Pelosi, Schumer Refuse To Endorse Impeachment After Mueller Statement

Now that a few hours have passed, the subtext of Robert Mueller's first-ever public statement about the Russia probe is starting to sink in for both Democratic presidential contenders and the press (though comparing Mueller to a professor chiding his students for not 'doing the reading', like Buzzfeed did, misses the point).

Blaze media critic Robert Eno hit the nail on the head when he pointed out in a tweet that Mueller didn't just restate the findings from his report: His statement was larded with hints appearing to goad Democrats into pursuing impeachment.

This message wasn't lost on the contenders for the 2020 Democratic nomination, many of whom swiftly demanded that the House begin impeachment proceedings immediately.

Even the Biden campaign said impeaching Trump 'may be unavoidable'.

And AOC, who isn't seeking higher office this election cycle, reiterated her calls for impeachment and also accused Mueller of "playing a game of Taboo with Congress," which is actually a fairly apt comparison.

But despite growing support for impeachment, members of the Democratic Congressional leadership sounded conspicuously restrained.

Pelosi

Nancy Pelosi's statement on Mueller's remarks was surprisingly restrained.
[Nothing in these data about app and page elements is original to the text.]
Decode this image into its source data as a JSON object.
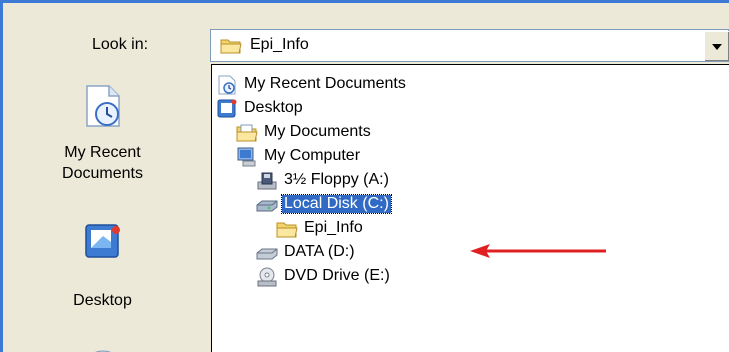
{
  "look_in": {
    "label": "Look in:",
    "value": "Epi_Info"
  },
  "places_bar": {
    "items": [
      {
        "label_line1": "My Recent",
        "label_line2": "Documents"
      },
      {
        "label": "Desktop"
      }
    ]
  },
  "dropdown": {
    "items": [
      {
        "label": "My Recent Documents",
        "icon": "recent-documents-icon"
      },
      {
        "label": "Desktop",
        "icon": "desktop-icon"
      },
      {
        "label": "My Documents",
        "icon": "folder-icon"
      },
      {
        "label": "My Computer",
        "icon": "computer-icon"
      },
      {
        "label": "3½ Floppy (A:)",
        "icon": "floppy-drive-icon"
      },
      {
        "label": "Local Disk (C:)",
        "icon": "hard-disk-icon",
        "selected": true
      },
      {
        "label": "Epi_Info",
        "icon": "folder-icon"
      },
      {
        "label": "DATA (D:)",
        "icon": "hard-disk-icon"
      },
      {
        "label": "DVD Drive (E:)",
        "icon": "dvd-drive-icon"
      }
    ]
  },
  "colors": {
    "selection": "#316AC5",
    "arrow": "#E02020",
    "dialog_background": "#ECE9D8"
  }
}
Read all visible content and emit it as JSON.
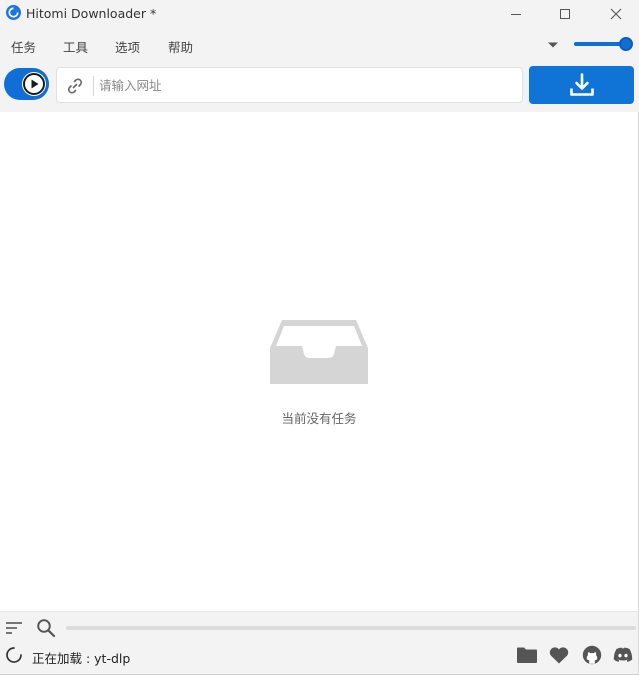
{
  "window": {
    "title": "Hitomi Downloader *"
  },
  "menu": {
    "items": [
      "任务",
      "工具",
      "选项",
      "帮助"
    ]
  },
  "volume_slider": {
    "level": 1.0
  },
  "toolbar": {
    "url_placeholder": "请输入网址",
    "url_value": ""
  },
  "content": {
    "empty_message": "当前没有任务"
  },
  "status": {
    "text": "正在加载 : yt-dlp"
  },
  "colors": {
    "accent": "#0f6fd6",
    "background": "#f3f3f3",
    "content_bg": "#ffffff",
    "icon_gray": "#555555",
    "empty_icon": "#d4d4d4"
  },
  "icons": {
    "app": "app-icon",
    "minimize": "minimize-icon",
    "maximize": "maximize-icon",
    "close": "close-icon",
    "dropdown": "chevron-down-icon",
    "play": "play-icon",
    "link": "link-icon",
    "download": "download-icon",
    "empty_tray": "inbox-tray-icon",
    "filter": "sort-filter-icon",
    "search": "search-icon",
    "spinner": "loading-spinner-icon",
    "folder": "folder-icon",
    "heart": "heart-icon",
    "github": "github-icon",
    "discord": "discord-icon"
  }
}
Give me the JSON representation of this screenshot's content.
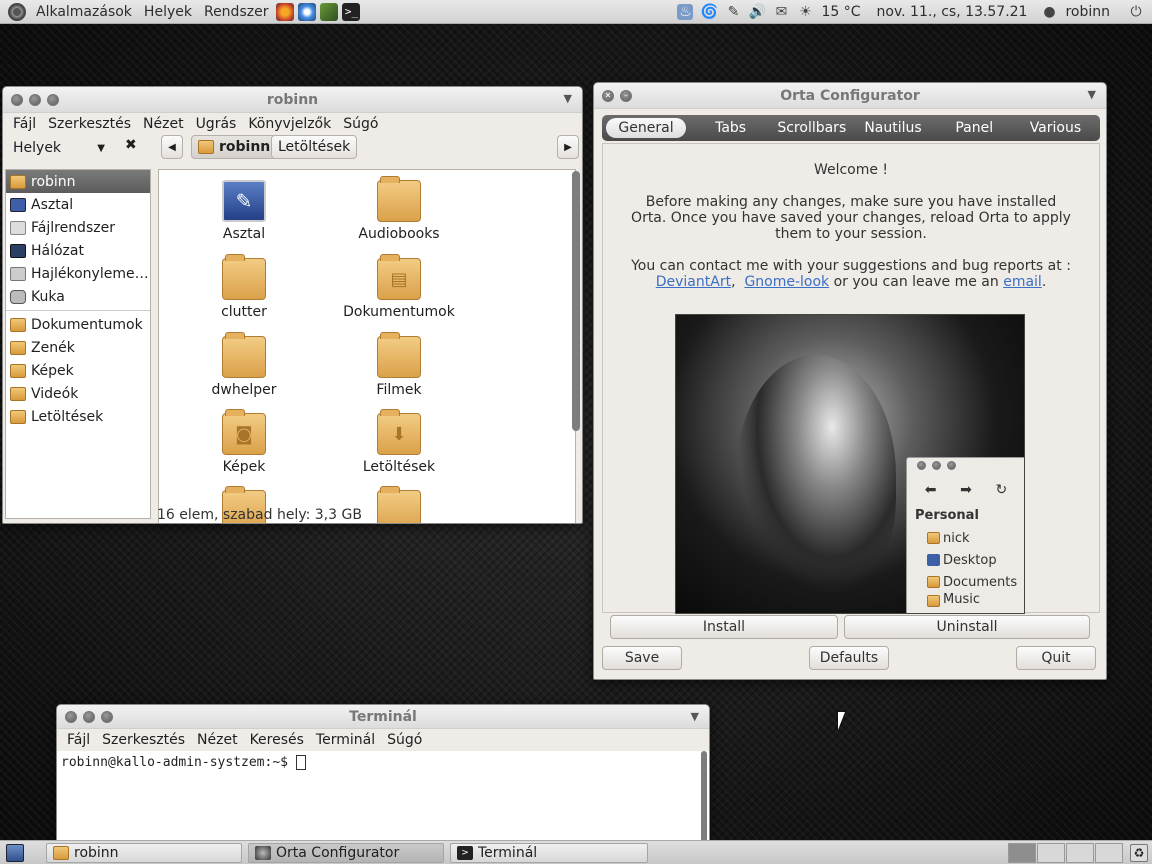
{
  "top_panel": {
    "menus": [
      "Alkalmazások",
      "Helyek",
      "Rendszer"
    ],
    "weather": "15 °C",
    "clock": "nov. 11., cs, 13.57.21",
    "user": "robinn",
    "launcher_icons": [
      "firefox-icon",
      "chromium-icon",
      "image-viewer-icon",
      "terminal-icon"
    ]
  },
  "nautilus": {
    "title": "robinn",
    "menu": [
      "Fájl",
      "Szerkesztés",
      "Nézet",
      "Ugrás",
      "Könyvjelzők",
      "Súgó"
    ],
    "places_label": "Helyek",
    "breadcrumbs": [
      "robinn",
      "Letöltések"
    ],
    "sidebar": [
      "robinn",
      "Asztal",
      "Fájlrendszer",
      "Hálózat",
      "Hajlékonyleme…",
      "Kuka",
      "Dokumentumok",
      "Zenék",
      "Képek",
      "Videók",
      "Letöltések"
    ],
    "files": [
      "Asztal",
      "Audiobooks",
      "clutter",
      "Dokumentumok",
      "dwhelper",
      "Filmek",
      "Képek",
      "Letöltések"
    ],
    "status": "16 elem, szabad hely: 3,3 GB"
  },
  "orta": {
    "title": "Orta Configurator",
    "tabs": [
      "General",
      "Tabs",
      "Scrollbars",
      "Nautilus",
      "Panel",
      "Various"
    ],
    "welcome": "Welcome !",
    "intro_line1": "Before making any changes, make sure you have installed",
    "intro_line2": "Orta. Once you have saved your changes, reload Orta to apply",
    "intro_line3": "them to your session.",
    "contact": "You can contact me with your suggestions and bug reports at :",
    "link_deviantart": "DeviantArt",
    "link_gnome_look": "Gnome-look",
    "or_text": "or you can leave me an",
    "link_email": "email",
    "preview": {
      "section": "Personal",
      "items": [
        "nick",
        "Desktop",
        "Documents",
        "Music"
      ]
    },
    "buttons": {
      "install": "Install",
      "uninstall": "Uninstall",
      "save": "Save",
      "defaults": "Defaults",
      "quit": "Quit"
    }
  },
  "terminal": {
    "title": "Terminál",
    "menu": [
      "Fájl",
      "Szerkesztés",
      "Nézet",
      "Keresés",
      "Terminál",
      "Súgó"
    ],
    "prompt": "robinn@kallo-admin-systzem:~$"
  },
  "taskbar": {
    "items": [
      "robinn",
      "Orta Configurator",
      "Terminál"
    ]
  }
}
Though the leader of the Democrats in the House acknowledged that the president should be investigated, she stopped short of calling for impeach:

It is with the greatest respect for Special Counsel Robert Mueller and the deepest disappointment in the Department of Justice holding the President above the law, that I thank Special Counsel Mueller for the work he and his team did to provide a record for future action both in the Congress and in the courts regarding the Trump Administration involvement in Russian interference and obstruction of the investigation.
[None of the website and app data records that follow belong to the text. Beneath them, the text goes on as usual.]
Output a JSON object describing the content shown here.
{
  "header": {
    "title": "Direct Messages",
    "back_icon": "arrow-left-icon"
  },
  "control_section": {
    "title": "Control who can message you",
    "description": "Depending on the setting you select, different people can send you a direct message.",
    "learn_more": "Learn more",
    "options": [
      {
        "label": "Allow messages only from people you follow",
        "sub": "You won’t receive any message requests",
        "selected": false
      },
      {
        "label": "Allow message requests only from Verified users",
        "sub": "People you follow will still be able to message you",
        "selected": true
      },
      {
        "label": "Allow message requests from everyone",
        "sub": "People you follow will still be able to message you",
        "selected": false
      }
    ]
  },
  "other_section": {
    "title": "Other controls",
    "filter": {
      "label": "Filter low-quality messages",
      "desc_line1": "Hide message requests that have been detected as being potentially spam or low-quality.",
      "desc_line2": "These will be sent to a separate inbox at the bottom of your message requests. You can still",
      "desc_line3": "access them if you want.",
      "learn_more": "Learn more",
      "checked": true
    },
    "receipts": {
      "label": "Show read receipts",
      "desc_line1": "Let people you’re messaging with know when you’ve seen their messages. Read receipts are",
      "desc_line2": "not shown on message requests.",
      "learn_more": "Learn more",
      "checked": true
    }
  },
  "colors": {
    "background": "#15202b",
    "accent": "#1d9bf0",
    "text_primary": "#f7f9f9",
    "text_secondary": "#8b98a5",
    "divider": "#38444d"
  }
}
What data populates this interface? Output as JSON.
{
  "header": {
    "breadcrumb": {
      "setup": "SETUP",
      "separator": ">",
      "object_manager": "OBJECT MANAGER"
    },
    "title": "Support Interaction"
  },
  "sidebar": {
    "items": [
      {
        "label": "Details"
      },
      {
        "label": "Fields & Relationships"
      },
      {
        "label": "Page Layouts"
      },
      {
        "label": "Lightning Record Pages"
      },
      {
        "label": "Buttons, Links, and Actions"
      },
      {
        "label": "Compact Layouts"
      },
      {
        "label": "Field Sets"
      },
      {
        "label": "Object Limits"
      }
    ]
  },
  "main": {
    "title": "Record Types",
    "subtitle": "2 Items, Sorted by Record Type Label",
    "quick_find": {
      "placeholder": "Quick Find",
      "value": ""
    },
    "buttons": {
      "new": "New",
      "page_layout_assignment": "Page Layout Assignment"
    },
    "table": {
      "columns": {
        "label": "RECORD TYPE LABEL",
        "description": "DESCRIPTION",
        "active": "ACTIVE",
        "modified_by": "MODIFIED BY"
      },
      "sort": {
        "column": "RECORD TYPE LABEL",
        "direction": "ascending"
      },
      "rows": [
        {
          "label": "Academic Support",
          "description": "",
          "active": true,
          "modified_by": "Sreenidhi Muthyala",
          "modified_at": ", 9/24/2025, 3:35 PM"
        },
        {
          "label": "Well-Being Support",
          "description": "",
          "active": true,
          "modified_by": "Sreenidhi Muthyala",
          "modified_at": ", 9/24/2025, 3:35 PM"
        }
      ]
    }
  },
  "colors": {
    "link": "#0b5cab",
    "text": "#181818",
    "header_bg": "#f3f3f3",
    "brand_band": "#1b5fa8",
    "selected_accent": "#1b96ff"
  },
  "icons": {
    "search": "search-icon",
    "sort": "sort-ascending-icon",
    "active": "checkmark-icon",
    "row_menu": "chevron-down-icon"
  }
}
Special Counsel Mueller made clear that he did not exonerate the President when he stated, 'if we had confidence that the President clearly did not commit a crime, we would have said so.' He stated that the decision not to indict stemmed directly from the Department of Justice's policy that a sitting President cannot be indicted. Despite Department of Justice policy to the contrary, no one is above the law - not even the President.

The Special Counsel's report revealed that the President's campaign welcomed Russian interference in the election, and laid out eleven instances of the President's obstruction of the investigation. The Congress holds sacred its constitutional responsibility to investigate and hold the President accountable for his abuse of power.

The Congress will continue to investigate and legislate to protect our elections and secure our democracy. The American people must have the truth. We call upon the Senate to pass HR 1, the For The People Act, to protect our election systems.

We salute Special Counsel Robert Mueller and his team for his patriotic duty to seek the truth.

Schumer's response was similarly restrained.

There was at least one member of the Democratic leadership who appeared open to impeachment: Judiciary Chairman Jerry Nadler said 'all options are on the table' when asked about impeachment, adding that Mueller has demonstrated that Trump clearly lied. 

The message is clear: Despite growing support for moving ahead with impeachment proceedings among some of the 2020 candidates, Pelosi, Schumer and the rest of the leadership are sticking with their plan to forego impeachment proceedings to try and avoid inflaming Trump's base before the election.

Pursuing impeach very well might turn out to be a political trap for the Dems, but if Pelosi & Co. continue to push back against it, they could be setting themselves up for a showdown with left-wing Democrats.